The nation’s at-will employment laws means that you can lose your job for any reason or no reason at all. For example, perhaps your employer is bleeding profits and is looking to downsize. The at-will law means that you could be fired or laid off even if you have done nothing wrong at work. This same law empowers Detroit workers to leave a job voluntarily for any reason or no reason at all.
Despite the law, there are some occasions when your firing is an example of workplace discrimination and is therefore prohibited. What this cryptic phrase means is that employers may sometimes wrongfully terminate their workers. If you can prove that a wrongful termination occurred, you may have sufficient reason to pursue a workplace discrimination lawsuit.
An experienced employment attorney can help you determine if you have grounds to seek a legal solution. In the meantime, the following list highlights three ways wrongful terminations involving discrimination can occur.
- When you suspect your firing occurred because of your religion, race, disability, age or gender
- When you suspect your termination occurred in retaliation for asserting your right to be free of workplace discrimination
- When you suspect your firing occurred because you come from another nation even though you are eligible to work legally in America

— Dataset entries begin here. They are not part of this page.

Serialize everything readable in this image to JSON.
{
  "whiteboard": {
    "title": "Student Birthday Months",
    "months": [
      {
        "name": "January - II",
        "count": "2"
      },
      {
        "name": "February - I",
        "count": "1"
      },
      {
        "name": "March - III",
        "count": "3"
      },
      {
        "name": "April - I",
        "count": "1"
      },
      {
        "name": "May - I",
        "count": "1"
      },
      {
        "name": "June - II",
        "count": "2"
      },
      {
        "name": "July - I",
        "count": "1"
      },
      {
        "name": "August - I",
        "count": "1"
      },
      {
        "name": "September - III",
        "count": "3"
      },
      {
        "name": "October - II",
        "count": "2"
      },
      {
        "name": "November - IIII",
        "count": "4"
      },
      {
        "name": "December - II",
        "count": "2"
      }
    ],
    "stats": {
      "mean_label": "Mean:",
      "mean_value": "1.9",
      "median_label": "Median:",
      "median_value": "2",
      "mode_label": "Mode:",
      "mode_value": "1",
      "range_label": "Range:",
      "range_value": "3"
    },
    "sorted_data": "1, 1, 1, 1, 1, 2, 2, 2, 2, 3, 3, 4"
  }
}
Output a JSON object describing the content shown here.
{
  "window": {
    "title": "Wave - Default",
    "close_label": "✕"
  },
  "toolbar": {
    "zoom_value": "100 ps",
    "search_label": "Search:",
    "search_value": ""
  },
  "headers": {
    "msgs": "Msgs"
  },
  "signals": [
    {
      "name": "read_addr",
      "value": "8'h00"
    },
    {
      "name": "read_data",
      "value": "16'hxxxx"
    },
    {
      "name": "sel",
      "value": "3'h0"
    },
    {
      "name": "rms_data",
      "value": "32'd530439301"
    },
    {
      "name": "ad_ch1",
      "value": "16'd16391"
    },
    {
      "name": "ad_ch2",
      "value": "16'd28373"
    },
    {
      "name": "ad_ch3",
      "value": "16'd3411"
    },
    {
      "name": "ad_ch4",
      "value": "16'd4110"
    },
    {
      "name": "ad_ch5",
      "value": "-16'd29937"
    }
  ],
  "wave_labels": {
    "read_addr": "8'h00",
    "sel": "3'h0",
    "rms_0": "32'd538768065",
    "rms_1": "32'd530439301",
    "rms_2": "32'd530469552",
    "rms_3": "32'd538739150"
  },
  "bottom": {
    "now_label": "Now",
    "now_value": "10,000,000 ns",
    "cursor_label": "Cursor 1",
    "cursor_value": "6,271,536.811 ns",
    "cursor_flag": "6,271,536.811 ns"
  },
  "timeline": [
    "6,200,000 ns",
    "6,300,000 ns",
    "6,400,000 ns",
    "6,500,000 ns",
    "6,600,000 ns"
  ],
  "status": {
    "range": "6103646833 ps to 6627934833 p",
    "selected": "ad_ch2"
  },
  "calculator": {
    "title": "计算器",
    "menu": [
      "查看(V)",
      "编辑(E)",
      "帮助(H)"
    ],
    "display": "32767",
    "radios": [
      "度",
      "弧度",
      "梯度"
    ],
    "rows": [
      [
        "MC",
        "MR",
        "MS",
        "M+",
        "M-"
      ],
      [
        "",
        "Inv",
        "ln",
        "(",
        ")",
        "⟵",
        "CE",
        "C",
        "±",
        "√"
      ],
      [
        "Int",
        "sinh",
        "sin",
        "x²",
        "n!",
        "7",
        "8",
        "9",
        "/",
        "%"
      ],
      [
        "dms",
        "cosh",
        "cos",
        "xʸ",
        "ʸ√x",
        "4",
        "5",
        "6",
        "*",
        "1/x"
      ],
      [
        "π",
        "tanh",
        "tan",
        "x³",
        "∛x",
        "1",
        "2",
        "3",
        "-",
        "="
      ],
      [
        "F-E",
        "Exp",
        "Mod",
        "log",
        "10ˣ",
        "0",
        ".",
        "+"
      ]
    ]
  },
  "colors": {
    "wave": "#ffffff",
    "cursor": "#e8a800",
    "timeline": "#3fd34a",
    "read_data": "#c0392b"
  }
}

Proving wrongful termination or another form of workplace discrimination occurred is the key to a successful legal action. Finding and presenting such proof is often challenging for those who just want to work and provide for their families. In these situations, it can be extremely helpful to seek advice from a law professional familiar with the employment laws in Michigan.